- The theory assumes that oligoplists perceive a kink at the current market price i.e. at point X, but it does not explain how or why the original price was chosen. As a theory, it is therefore incomplete as it does not deal with price determination.
- Price stickiness or rigidity in oligopolistic markets might, in practice, be more apparent than real; for example, in the market for new cars, published catalogue prices may remain constant over relatively long periods, but the common practices of offering discounts, and items such as free insurance, cash- back deals and interest -free credit all amount to ways of reducing price.
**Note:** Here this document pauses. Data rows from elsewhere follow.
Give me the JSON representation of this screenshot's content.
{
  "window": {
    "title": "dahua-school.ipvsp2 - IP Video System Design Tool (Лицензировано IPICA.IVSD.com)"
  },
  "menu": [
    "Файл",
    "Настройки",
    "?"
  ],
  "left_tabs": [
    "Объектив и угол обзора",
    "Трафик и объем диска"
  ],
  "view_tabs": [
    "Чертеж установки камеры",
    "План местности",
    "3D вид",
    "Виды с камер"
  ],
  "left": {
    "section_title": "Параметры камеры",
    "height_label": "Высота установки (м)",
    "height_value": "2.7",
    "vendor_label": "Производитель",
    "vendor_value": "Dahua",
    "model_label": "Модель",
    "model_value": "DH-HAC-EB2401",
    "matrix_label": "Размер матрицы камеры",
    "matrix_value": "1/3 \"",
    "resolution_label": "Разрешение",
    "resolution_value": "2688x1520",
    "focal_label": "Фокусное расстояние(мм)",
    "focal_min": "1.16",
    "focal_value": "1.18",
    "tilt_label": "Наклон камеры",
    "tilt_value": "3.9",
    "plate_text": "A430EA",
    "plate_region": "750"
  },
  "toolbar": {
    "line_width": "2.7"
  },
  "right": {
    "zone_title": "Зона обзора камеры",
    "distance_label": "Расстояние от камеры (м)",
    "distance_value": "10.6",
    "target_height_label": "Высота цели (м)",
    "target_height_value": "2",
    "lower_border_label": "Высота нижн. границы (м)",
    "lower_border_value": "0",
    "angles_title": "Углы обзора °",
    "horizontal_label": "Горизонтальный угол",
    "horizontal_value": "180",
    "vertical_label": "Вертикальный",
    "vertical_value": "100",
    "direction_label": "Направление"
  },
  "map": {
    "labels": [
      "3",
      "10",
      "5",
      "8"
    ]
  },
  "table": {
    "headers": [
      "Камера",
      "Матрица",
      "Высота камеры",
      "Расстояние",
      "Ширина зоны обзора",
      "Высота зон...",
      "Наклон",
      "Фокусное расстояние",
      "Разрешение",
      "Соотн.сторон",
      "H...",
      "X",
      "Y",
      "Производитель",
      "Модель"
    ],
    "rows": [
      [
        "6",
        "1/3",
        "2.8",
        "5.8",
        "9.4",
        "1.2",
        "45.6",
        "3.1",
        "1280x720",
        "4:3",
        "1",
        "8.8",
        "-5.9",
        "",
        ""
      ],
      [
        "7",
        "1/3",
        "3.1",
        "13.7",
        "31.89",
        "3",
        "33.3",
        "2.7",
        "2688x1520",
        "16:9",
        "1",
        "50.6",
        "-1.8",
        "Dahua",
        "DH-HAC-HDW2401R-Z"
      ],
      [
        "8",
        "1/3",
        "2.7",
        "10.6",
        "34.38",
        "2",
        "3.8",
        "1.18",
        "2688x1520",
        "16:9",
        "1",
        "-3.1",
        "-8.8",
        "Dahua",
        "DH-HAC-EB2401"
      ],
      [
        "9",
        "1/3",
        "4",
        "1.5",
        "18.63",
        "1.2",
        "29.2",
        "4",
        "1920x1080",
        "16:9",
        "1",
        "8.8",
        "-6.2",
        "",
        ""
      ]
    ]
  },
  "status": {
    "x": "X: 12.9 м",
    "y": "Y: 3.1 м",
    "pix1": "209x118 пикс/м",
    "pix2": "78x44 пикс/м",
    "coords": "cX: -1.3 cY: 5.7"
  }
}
In fact, the theory takes no account of the various forms of non-price competition which characterise most oligopolistic markets.
- There is little empirical evidence from firms operating in oligopolistic markets to substantiate the kinked demand curve hypothesis that a change in price by one firm will always evoke a predictable and uniform response from its rivals. In practice, a very wide range of possible reactions is probable.
- Any perceived stability in prices in oligopolistic markets may not be due to the existence of a kinked demand curve, but may occur for other reasons such as the administrative expense and inconvenience of altering prices too regularly.